Caroline Thee spent time teaching English in the slums of India. Here she shares her experiences...
1. You will be spending money
The education system in India is light-years behind the western world. Now go into the slums and intensify the need for reform times ten. The result – no resources. No resources for the students, no resources for the teachers, no resources for the teachers to help engage and teach the students. This being said, money will need to be spent on posters, paper, markers, décor for the classroom, or any sort of realia (real-life props) that can be brought into the classroom to grab the students’ attention long enough to complete a meaningful lesson. Ahem… fundraising is a good idea!
2. Study the cultural norms
These norms go far beyond what not to wear. Attempting to understand the more daunting cultural issues occurring in India will enlighten your classroom experience tenfold. Most likely indirectly, the topics of gender roles, rape culture, child labor, child marriage, political corruption, etc. will all arise in the classroom.
For example, why are there hardly any secondary school aged girls in your class? Probably because there are no female bathrooms, they fear for their safety, they have to work at home, they have to work in the streets, they are married, they have children – the list can go on and on. Even just basic awareness in these areas will allow the class to be taught more effectively, because culturally inappropriate topics will be avoided and a basic understanding will lead you to be… well… more understanding.
3. It’s Henglish, not English

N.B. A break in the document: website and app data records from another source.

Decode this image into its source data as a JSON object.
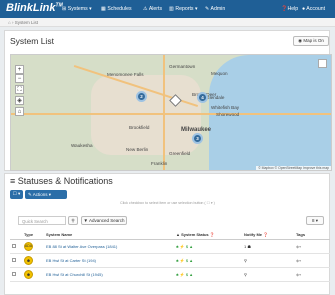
{
  "brand": {
    "name": "BlinkLink",
    "tm": "TM"
  },
  "nav": {
    "systems": "Systems",
    "schedules": "Schedules",
    "alerts": "Alerts",
    "reports": "Reports",
    "admin": "Admin",
    "help": "Help",
    "account": "Account"
  },
  "breadcrumb": "System List",
  "page": {
    "title": "System List",
    "map_toggle": "Map is On"
  },
  "map": {
    "clusters": [
      "2",
      "4",
      "3"
    ],
    "towns": [
      "Menomonee Falls",
      "Germantown",
      "Mequon",
      "Brown Deer",
      "Glendale",
      "Whitefish Bay",
      "Shorewood",
      "Brookfield",
      "Milwaukee",
      "Waukesha",
      "New Berlin",
      "Greenfield",
      "Franklin"
    ],
    "attribution": "© Mapbox © OpenStreetMap Improve this map"
  },
  "section": {
    "title": "Statuses & Notifications",
    "actions_label": "Actions",
    "hint": "Click checkbox to select item or use selection button ( ☐ ▾ )"
  },
  "filters": {
    "search_placeholder": "Quick Search",
    "advanced": "Advanced Search",
    "per_page": "8"
  },
  "table": {
    "headers": [
      "Type",
      "System Name",
      "System Status",
      "Notify Me",
      "Tags"
    ],
    "rows": [
      {
        "type": "ADA",
        "name": "EB 88 St at Walter Ave Overpass (1841)",
        "notify": "1"
      },
      {
        "type": "EV",
        "name": "EB Hwl St at Carter St (194)",
        "notify": ""
      },
      {
        "type": "EV",
        "name": "EB Hwl St at Churchill St (1945)",
        "notify": ""
      }
    ]
  }
}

There is an unofficial language in India – Henglish. Henglish is the product of a lot of Hindi mixed with a little English, therefore leaving you with a language that rapidly flies off the tongues of locals as you pretend to understand while you smile and nod politely. It is an indicator that the people of India desire to have their beloved Hindustan resemble the western world more and more. As cool as Henglish is linguistically, it is the most English you are likely to hear while teaching in the slums. Although being fluent in the language of the country you are teaching in is not a necessity to teach English, it might be worth brushing up on your Hindi to at least be able to communicate with the staff at your workplace.

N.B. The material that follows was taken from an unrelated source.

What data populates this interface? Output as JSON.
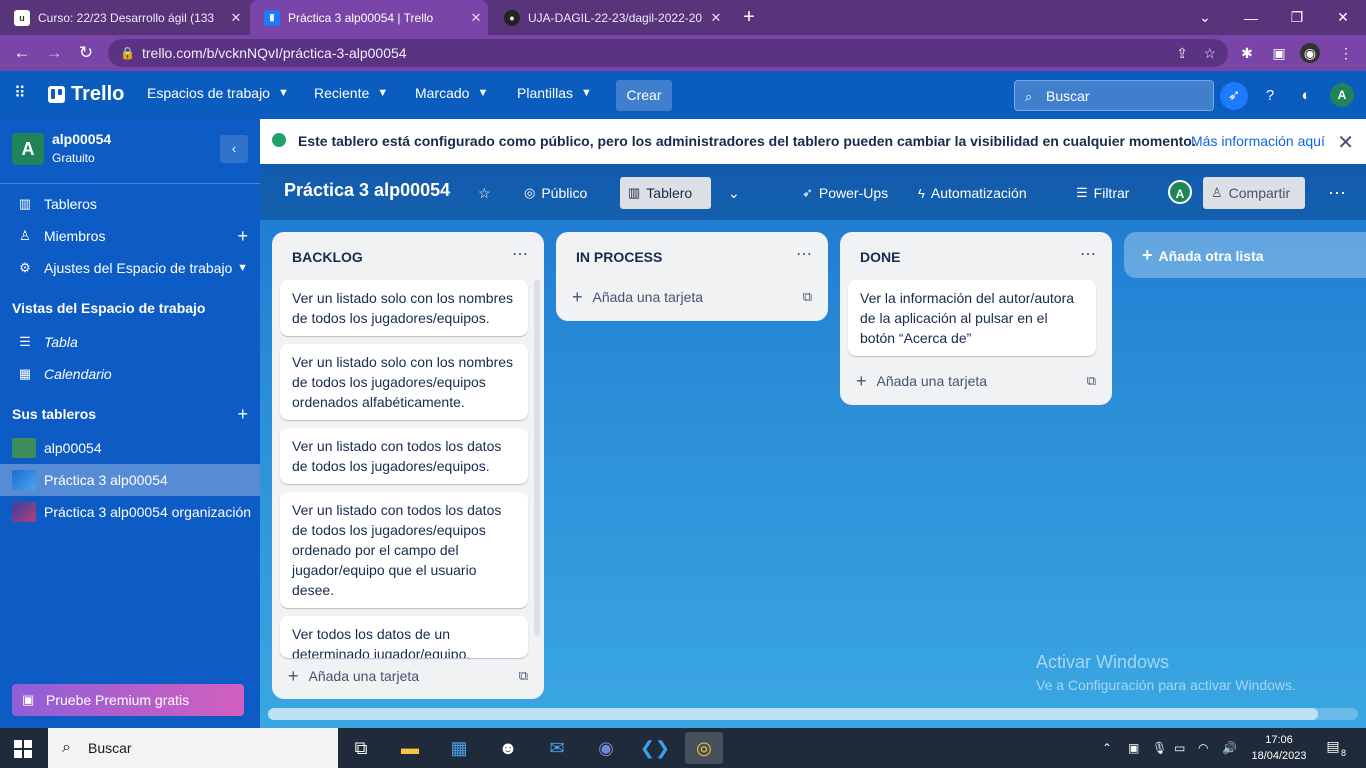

Tip: just don’t let the students know you speak Hindi! They will use it as a crutch in class instead of trying to use their newly acquired English skills.

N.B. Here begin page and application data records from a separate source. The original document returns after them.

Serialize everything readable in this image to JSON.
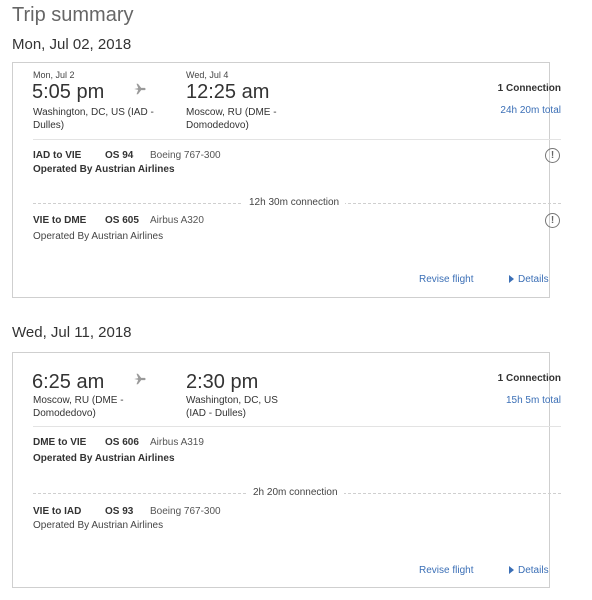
{
  "page": {
    "title": "Trip summary"
  },
  "trips": [
    {
      "date": "Mon, Jul 02, 2018",
      "depart_date": "Mon, Jul 2",
      "depart_time": "5:05 pm",
      "depart_place_1": "Washington, DC, US (IAD -",
      "depart_place_2": "Dulles)",
      "arrive_date": "Wed, Jul 4",
      "arrive_time": "12:25 am",
      "arrive_place_1": "Moscow, RU (DME -",
      "arrive_place_2": "Domodedovo)",
      "connections": "1 Connection",
      "total": "24h 20m total",
      "segments": [
        {
          "route": "IAD to VIE",
          "flight": "OS 94",
          "aircraft": "Boeing 767-300",
          "operated": "Operated By Austrian Airlines"
        },
        {
          "route": "VIE to DME",
          "flight": "OS 605",
          "aircraft": "Airbus A320",
          "operated": "Operated By Austrian Airlines"
        }
      ],
      "connection_time": "12h 30m connection",
      "revise": "Revise flight",
      "details": "Details"
    },
    {
      "date": "Wed, Jul 11, 2018",
      "depart_time": "6:25 am",
      "depart_place_1": "Moscow, RU (DME -",
      "depart_place_2": "Domodedovo)",
      "arrive_time": "2:30 pm",
      "arrive_place_1": "Washington, DC, US",
      "arrive_place_2": "(IAD - Dulles)",
      "connections": "1 Connection",
      "total": "15h 5m total",
      "segments": [
        {
          "route": "DME to VIE",
          "flight": "OS 606",
          "aircraft": "Airbus A319",
          "operated": "Operated By Austrian Airlines"
        },
        {
          "route": "VIE to IAD",
          "flight": "OS 93",
          "aircraft": "Boeing 767-300",
          "operated": "Operated By Austrian Airlines"
        }
      ],
      "connection_time": "2h 20m connection",
      "revise": "Revise flight",
      "details": "Details"
    }
  ],
  "icons": {
    "plane": "airplane-icon",
    "warning": "info-alert-icon",
    "details": "triangle-right-icon"
  },
  "colors": {
    "link": "#3b6fb6",
    "border": "#cfcfcf"
  }
}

4. Games, games, games
Running games, speaking games, writing games, board games, card games, memory games, any games! Your class is likely to be made up of students that do not meet their actual grade level requirements. This means that half of your students might know how to read English and hold a conversation, while the other half of your students might know only how to sing the alphabet.
Games are a great way to keep the students that already know the subject matter entertained and practicing their language skills at their level, while the other students who do not know the subject matter can be challenged while learning in a way that they can enjoy.
5. Just because you are the teacher, does not mean you will be teaching
There is so much to learn while teaching in the slums. Your eyes and heart will be opened as you see the potential and yearning these young students have. At times you will feel hopeless, useless, wrong, over privileged, impatient and mean. However, at other times you will feel helpful, maternal, correct, inspiring and inspired. There will be good days and bad days, and it will, without a doubt, be a challenge, but with a great challenge can come a great reward. Who knows, you might be the reason a child decides to continue their education, and in India the difference between being uneducated and educated can make a world of difference.
By Caroline Thee